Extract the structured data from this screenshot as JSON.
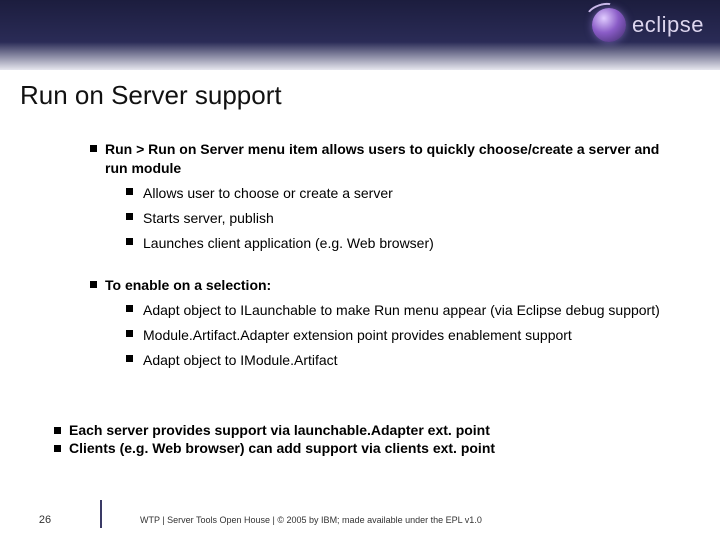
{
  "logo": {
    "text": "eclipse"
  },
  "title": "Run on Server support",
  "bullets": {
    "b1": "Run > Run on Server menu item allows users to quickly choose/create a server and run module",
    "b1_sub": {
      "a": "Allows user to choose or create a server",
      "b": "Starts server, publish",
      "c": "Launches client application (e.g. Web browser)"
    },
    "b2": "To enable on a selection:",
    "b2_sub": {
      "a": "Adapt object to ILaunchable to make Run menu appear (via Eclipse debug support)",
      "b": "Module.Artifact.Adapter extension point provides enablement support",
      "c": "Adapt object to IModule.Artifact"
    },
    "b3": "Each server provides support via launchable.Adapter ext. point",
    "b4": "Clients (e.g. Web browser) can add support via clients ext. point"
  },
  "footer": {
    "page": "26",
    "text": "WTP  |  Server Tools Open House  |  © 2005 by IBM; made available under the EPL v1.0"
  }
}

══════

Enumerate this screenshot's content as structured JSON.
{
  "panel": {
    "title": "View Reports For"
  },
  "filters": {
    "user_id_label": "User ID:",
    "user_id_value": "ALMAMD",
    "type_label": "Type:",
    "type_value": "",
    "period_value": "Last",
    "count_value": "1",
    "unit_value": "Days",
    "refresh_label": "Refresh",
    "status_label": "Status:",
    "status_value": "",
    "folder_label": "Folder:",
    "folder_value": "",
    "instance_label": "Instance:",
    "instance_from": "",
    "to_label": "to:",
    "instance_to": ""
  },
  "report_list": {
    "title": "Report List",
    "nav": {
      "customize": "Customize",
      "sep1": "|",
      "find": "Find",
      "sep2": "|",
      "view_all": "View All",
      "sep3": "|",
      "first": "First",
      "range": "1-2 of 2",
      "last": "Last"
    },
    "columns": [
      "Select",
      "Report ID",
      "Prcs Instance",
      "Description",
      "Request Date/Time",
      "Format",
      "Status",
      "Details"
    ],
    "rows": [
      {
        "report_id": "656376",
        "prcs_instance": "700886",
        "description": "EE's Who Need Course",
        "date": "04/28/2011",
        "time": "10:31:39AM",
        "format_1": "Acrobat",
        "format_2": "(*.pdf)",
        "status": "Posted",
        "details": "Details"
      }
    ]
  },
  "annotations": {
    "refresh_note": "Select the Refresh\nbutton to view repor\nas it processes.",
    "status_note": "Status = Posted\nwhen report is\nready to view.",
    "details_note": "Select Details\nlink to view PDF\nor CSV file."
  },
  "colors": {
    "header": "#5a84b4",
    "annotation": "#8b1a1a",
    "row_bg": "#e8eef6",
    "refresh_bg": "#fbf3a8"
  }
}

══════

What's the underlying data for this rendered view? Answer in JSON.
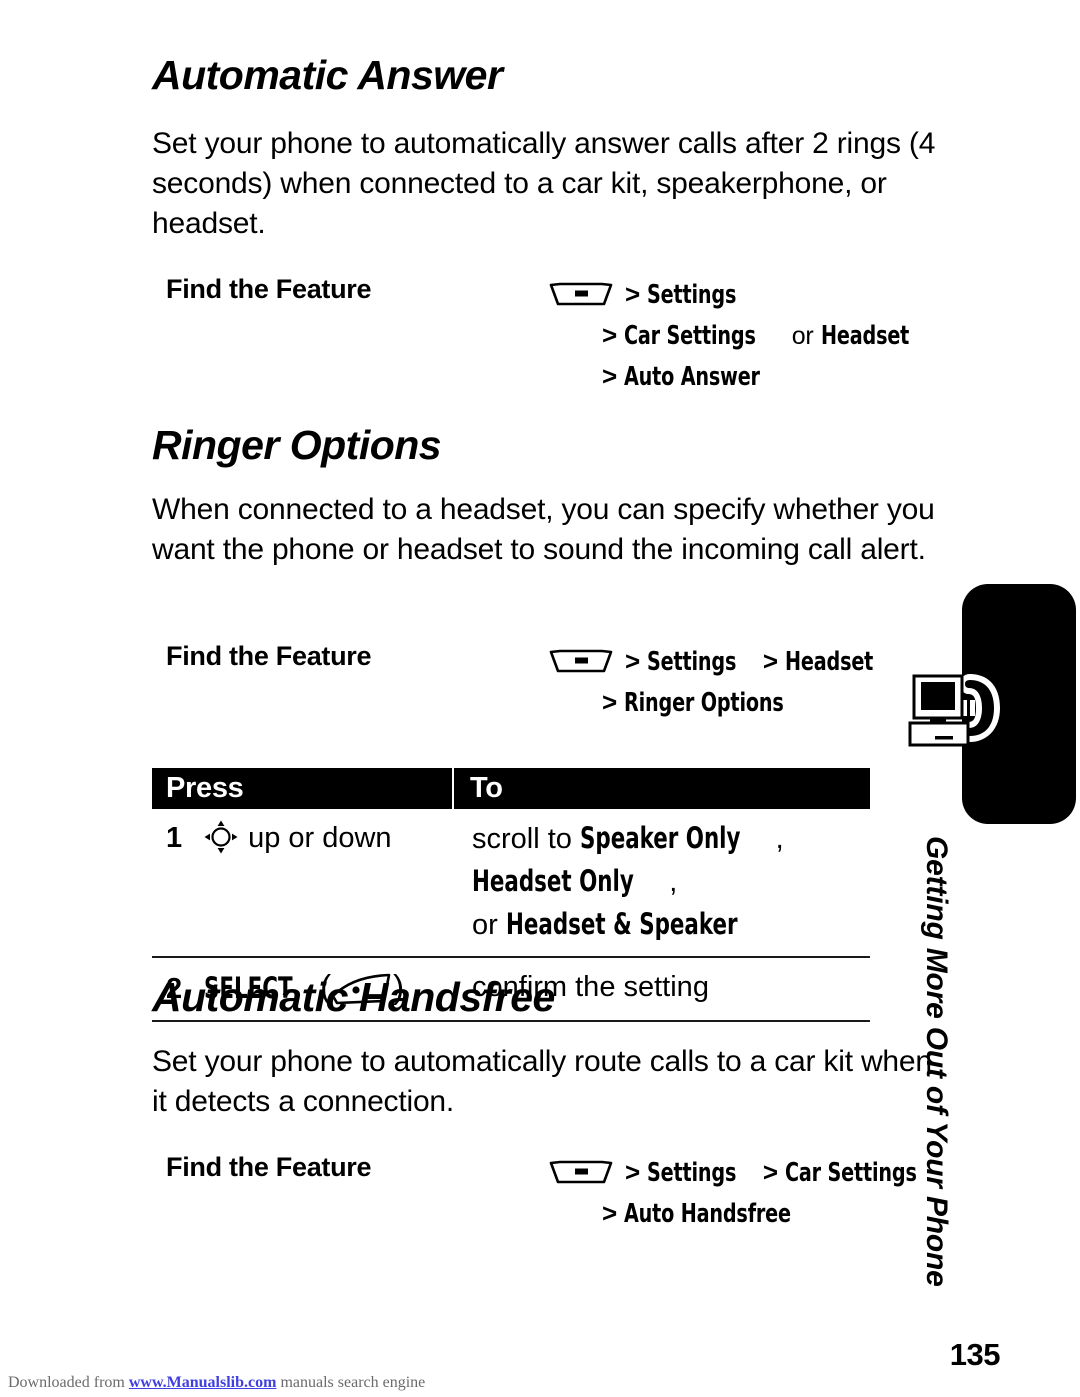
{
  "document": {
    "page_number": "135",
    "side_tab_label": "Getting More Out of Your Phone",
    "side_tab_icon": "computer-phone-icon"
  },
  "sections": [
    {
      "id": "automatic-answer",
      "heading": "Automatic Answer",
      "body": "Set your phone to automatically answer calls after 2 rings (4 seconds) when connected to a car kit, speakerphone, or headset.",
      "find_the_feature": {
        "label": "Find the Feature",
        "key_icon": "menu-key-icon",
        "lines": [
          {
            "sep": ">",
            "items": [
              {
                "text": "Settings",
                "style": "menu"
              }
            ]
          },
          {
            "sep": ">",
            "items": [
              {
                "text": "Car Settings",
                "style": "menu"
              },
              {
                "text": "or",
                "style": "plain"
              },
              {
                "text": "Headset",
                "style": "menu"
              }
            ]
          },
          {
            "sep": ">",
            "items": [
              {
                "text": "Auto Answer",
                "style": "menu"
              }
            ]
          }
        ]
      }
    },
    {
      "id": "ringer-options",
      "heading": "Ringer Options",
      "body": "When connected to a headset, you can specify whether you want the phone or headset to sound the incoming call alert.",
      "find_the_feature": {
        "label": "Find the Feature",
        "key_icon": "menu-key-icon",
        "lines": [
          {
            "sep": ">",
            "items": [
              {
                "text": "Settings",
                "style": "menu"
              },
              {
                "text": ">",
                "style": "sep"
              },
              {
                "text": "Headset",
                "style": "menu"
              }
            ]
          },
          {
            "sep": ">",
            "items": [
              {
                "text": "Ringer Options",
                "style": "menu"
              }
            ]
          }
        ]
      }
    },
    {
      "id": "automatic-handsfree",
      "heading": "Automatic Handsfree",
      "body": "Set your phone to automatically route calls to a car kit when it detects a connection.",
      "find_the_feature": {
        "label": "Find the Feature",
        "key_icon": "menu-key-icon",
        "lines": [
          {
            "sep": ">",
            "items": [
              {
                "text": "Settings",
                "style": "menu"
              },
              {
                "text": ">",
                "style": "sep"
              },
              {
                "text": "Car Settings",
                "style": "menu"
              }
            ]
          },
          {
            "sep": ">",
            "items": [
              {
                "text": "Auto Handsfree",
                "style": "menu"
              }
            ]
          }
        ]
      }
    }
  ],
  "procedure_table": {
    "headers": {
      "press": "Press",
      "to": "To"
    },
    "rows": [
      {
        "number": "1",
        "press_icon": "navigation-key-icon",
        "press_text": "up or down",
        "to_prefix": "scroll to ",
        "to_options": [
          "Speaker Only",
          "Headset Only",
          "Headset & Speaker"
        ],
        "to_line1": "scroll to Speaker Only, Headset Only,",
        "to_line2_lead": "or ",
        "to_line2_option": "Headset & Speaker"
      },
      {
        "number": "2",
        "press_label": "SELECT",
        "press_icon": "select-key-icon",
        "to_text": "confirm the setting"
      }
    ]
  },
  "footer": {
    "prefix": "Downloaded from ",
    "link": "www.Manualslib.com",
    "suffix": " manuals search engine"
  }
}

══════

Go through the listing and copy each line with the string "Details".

      "Details"
        "details": "Details"
    "details_note": "Select Details\nlink to view PDF\nor CSV file."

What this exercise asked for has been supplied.